US8429820 *Aug 26, 2011Apr 30, 2013Canon Kabushiki KaishaMethod of manufacturing liquid discharge head
US20100146787 *Dec 9, 2009Jun 17, 2010Canon Kabushiki KaishaMethod for manufacturing liquid discharge head
US20110081138 *Dec 14, 2010Apr 7, 2011Stmicroelectronics, Inc.Heating system and method for microfluidic and micromechanical applications
US20120047738 *Aug 26, 2011Mar 1, 2012Canon Kabushiki KaishaMethod of manufacturing liquid discharge head
Classifications
U.S. Classification216/27, 438/21, 29/890.1
International ClassificationG11B5/127, G01D15/00
Cooperative ClassificationB41J2/1643, B41J2/1625, B41J2/1603, B41J2/1404
European ClassificationB41J2/16M2, B41J2/16B2, B41J2/14B2G, B41J2/16M8P
Legal Events
DateCodeEventDescription
May 16, 2012FPAYFee payment
Year of fee payment: 4
Feb 24, 2005ASAssignment

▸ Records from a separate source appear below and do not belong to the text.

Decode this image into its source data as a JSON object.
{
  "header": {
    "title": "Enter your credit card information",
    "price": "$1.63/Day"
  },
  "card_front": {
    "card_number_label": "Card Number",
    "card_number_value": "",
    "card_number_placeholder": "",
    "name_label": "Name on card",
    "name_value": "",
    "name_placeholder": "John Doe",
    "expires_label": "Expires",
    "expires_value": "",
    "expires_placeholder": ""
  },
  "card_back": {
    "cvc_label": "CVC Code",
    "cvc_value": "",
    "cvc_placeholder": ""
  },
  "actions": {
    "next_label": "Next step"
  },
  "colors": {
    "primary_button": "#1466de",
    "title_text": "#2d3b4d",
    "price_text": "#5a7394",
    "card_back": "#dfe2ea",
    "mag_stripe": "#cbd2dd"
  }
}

Owner name: SAMSUNG ELECTRONICS CO., LTD., KOREA, REPUBLIC OF
Free format text: ASSIGNMENT OF ASSIGNORS INTEREST;ASSIGNORS:KIM, KYONG-IL;PARK, YONG-SHIK;KWON, MYONG-JONG;REEL/FRAME:016330/0202
Effective date: 20050201